Anti-inflammatory therapies may improve some forms of heart failure: Mice overexpressing TNFα develop heart failure and a myocarditis. If ICAM-1, a surface adhesion molecule required for cell recruitment, is also lacking, then cardiac function and survival are improved. This again points to anti-TNF treatments having potential benefits in heart failure.

 5 Graciano AL, Bryant DD, White DJ, Horton J, Bowles NE, Giroir BP. Targeted disruption of ICAM-1, P-selecting genes improves cardiac function and survival in TNF-α transgenic mice. OpenUrlPubMedWeb of Science.

Narrative Based Medicine, An Interdisciplinary Conference Research, Narrative, and Practice A two day conference—Monday 3rd and Tuesday 4th September 2001 Homerton College, Cambridge, UK

BMJ Publishing Group

For full details contact: BMA/BMJ Conference Unit, Tavistock Square, London, WC1H 9JP Tel: +44 (0)20 7383 6819; fax: +44 (0)20 7383 6663; email: clyders{at}


  • Journals scanned—American Journal of Medicine; American Journal of Physiology: Heart and Circulatory Physiology; Annals of Emergency Medicine; Annals of Thoracic Surgery; Annals of Internal Medicine; Archives of Internal Medicine; BMJ; Canadian Medical Association Journal; Chest; European Journal of Cardiothoracic Surgery; Lancet; JAMA; Journal of Clinical Investigation; Journal of Diabetes and its Complications; Journal of Immunology; Journal of Thoracic and Cardiovascular Surgery; Nature Medicine; New England Journal of Medicine; Pharmacoeconomics; Thorax.
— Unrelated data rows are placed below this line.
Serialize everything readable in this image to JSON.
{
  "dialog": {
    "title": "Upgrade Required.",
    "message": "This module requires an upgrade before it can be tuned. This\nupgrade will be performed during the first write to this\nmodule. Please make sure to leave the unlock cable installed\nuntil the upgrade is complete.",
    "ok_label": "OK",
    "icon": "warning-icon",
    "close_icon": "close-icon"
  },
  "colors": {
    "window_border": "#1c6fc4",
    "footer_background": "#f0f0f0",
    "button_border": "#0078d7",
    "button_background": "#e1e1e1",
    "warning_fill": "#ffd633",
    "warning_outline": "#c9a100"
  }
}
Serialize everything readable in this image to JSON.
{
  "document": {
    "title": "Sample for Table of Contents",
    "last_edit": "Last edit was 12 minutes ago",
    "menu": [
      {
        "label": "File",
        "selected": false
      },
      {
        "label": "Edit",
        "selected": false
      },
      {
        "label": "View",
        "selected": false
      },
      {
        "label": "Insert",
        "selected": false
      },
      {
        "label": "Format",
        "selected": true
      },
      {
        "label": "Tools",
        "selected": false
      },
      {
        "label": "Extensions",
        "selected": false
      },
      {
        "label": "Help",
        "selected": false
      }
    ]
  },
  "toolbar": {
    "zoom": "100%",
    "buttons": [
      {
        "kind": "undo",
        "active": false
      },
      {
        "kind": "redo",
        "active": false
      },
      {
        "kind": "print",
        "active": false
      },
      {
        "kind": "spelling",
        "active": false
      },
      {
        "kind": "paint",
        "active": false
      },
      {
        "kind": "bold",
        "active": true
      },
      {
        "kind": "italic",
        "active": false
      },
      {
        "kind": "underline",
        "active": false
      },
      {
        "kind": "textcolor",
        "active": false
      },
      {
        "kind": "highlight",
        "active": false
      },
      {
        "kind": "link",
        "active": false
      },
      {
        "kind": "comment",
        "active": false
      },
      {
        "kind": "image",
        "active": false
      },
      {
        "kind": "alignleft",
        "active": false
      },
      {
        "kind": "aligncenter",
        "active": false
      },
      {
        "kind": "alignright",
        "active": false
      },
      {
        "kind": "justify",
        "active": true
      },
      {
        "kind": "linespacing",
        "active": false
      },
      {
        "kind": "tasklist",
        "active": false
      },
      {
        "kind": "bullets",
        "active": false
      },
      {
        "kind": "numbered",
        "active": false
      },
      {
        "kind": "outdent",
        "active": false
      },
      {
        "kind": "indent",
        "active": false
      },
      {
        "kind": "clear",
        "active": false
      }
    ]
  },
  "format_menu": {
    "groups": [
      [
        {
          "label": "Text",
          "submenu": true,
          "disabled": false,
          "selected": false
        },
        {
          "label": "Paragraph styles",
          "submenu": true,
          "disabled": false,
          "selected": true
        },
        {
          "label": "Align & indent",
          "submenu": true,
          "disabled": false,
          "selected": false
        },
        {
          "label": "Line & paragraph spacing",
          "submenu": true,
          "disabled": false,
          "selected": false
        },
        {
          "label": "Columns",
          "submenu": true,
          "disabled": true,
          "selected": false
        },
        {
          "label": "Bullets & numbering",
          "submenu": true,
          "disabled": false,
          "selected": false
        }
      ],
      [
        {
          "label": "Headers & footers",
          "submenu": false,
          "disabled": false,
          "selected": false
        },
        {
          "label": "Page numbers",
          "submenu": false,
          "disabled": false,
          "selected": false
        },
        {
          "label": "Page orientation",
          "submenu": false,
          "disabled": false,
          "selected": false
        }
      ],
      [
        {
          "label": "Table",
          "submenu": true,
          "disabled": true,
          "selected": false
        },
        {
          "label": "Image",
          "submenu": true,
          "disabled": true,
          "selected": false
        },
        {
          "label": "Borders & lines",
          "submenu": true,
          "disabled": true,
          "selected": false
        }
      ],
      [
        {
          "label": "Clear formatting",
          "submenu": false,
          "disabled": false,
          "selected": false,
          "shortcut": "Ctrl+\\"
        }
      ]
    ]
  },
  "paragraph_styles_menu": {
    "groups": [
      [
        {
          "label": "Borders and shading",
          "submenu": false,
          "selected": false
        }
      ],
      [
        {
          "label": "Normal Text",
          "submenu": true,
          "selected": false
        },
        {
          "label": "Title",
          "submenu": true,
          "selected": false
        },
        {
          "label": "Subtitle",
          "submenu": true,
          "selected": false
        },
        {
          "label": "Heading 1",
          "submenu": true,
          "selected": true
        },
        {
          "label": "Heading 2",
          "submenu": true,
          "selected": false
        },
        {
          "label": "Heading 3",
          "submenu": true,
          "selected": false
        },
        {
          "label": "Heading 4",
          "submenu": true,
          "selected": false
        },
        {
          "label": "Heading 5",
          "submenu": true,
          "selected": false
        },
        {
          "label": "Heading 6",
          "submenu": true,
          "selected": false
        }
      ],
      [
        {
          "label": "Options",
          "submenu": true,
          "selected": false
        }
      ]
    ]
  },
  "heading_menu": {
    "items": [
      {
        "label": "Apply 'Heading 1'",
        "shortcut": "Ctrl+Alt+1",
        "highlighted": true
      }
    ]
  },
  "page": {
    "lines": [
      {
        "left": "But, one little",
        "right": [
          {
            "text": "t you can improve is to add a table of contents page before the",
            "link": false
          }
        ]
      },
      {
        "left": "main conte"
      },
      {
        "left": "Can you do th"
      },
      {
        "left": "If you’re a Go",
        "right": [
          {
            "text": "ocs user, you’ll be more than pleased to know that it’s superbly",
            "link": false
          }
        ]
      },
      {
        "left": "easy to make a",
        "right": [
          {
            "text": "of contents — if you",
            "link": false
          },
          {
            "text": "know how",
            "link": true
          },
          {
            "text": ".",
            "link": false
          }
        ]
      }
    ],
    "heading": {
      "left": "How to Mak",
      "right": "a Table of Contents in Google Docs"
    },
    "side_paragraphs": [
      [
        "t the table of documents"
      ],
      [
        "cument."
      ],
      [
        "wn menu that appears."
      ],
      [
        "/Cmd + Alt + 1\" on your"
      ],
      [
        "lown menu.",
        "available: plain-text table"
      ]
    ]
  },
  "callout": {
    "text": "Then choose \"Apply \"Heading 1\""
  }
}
Reviewers—C Baker, E Barnes, V Bhatia, R Desilva, M Earley, K Fox, D Gorog, G Jenkins, R Kaprilian, A Kapur, M Khan, P Lambiese, V Markides, M Poullis, P Ramrakha, J Strange, B Wasan, H Walker.